Upstairs in our barn hangs a hammock. Upon moving in, all the family, except for me, tested it out, expressing delight that the family before us left the hammock behind. For months this woven nest has beckoned me, a simple pleasure I told myself I had no time to enjoy, until this week. On a delicious and unseasonably warm day, I mounted the barn stairs in search of some already forgotten item stored there, and I noted how serenely the hammock swung and how appealingly balmy the lofted air felt, and I decided I would pause in my search long enough to grant myself a few moments suspended and cradled beneath the rough, hewn beams.
I wonder if , like me, your previous experiences with hammocks have not always been comfortable. Perhaps it was the fact that, as a child, I was often wearing only shorts and short sleeves as I swung with my childhood friend in her family’s hammock, and the rope's coarseness would cut into my soft child flesh. It didn’t help that we seldom floated there still and calm but rather liked to treat the hammock more like an oversized swing, vigorously pumping our legs or twisting our bodies from one side of it to the other to create movement rather than stillness. So, it really is a wonder that I still held out hope that this hammock experience would be serene and pleasurable. I suppose the widespread depiction of the hammock as a symbol for relaxation and blissful idleness was a persistent enough notion to give me hope. And I was not disappointed because this hammock experience was nothing like those chaotic and rope burning jostles of youth.
This was lightness and peace. And as I stared up at the chestnut hued vaulted ceiling, at the window streaming in afternoon light, I thought about how many others have looked upon those beams, how many others have felt the spring warmth gathering in this upper space and been thankful for it. This barn that I could never construct, the skill required and the stamina: certainly things I will never possess, providing shelter for me in this moment and protection for our possessions throughout the year. I felt the humility that comes with recognizing one’s life is so very short across the march of time as well as with the understanding that so many strong, skilled, hard working people have labored to provide the dimensions of a single modern life.

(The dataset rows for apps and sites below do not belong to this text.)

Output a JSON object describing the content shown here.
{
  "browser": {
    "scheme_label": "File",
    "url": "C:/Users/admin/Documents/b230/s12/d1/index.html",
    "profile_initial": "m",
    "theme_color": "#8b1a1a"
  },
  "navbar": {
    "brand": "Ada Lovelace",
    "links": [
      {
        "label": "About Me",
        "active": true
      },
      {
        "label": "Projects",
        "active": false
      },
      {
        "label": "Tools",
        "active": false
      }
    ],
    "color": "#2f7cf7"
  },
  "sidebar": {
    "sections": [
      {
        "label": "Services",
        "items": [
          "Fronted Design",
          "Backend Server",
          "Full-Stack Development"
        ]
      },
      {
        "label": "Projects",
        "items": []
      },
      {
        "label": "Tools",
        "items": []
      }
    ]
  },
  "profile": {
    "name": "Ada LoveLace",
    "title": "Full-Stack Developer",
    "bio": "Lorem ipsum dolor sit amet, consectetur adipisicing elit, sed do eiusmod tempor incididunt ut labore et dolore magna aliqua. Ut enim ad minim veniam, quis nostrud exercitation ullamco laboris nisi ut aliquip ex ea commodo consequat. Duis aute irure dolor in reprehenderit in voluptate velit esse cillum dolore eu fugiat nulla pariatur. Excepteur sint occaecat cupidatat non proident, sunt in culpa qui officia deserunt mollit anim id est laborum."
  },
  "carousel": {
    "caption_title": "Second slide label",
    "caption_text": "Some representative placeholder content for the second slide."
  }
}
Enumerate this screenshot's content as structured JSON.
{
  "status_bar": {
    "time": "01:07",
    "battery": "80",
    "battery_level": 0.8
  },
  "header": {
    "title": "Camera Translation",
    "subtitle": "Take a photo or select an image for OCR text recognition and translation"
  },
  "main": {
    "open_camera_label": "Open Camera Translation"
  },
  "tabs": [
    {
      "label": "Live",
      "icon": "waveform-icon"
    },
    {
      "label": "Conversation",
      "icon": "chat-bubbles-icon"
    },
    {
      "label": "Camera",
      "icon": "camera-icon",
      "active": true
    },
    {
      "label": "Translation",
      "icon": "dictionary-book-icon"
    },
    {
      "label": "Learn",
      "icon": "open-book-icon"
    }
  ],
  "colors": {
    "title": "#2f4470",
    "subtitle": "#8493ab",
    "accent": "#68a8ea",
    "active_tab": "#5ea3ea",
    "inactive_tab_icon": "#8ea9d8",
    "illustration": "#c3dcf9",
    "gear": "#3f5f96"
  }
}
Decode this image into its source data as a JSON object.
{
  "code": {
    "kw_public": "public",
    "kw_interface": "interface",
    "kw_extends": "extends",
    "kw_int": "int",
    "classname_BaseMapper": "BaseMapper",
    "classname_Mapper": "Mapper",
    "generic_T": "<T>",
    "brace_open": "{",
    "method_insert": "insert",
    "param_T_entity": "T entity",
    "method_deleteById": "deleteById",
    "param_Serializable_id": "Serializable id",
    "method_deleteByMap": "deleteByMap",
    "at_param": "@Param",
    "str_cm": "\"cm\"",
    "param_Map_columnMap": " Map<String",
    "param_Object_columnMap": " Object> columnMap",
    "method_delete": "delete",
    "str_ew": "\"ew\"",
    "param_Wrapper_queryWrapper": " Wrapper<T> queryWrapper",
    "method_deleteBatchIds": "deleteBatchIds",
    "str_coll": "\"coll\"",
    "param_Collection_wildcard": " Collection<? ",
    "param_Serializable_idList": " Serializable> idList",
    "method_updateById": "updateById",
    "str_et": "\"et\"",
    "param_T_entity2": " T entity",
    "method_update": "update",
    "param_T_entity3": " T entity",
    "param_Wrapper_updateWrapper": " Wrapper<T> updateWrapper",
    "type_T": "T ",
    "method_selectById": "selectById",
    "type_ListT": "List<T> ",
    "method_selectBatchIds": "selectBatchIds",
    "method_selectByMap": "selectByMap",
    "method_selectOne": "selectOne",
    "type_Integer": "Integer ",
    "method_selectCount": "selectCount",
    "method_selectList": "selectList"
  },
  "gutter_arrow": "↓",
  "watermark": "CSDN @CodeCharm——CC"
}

What reservoir there is for gratitude in this life, despite all there is we could cite to the contrary. How utterly simple it is to dip into the reservoir to draw out thankfulness in the shape of nature’s beauty and bounty or in the form of a friend, or in a recognition that the food one eats, the building one lives in, the tools we use on a daily basis come to us by the labor, the learning, knowledge and skill, energy and time of others, most of whom we’ll never know and never thank. The magnitude of this realization, if we will contemplate it for a while, is enough to make us giddy. How outrageously blessed each of us is for the copious ways we reap from the love and labors of others daily: this often unseen, unsung miracle of interconnectedness that passes unnoticed through an ordinary day.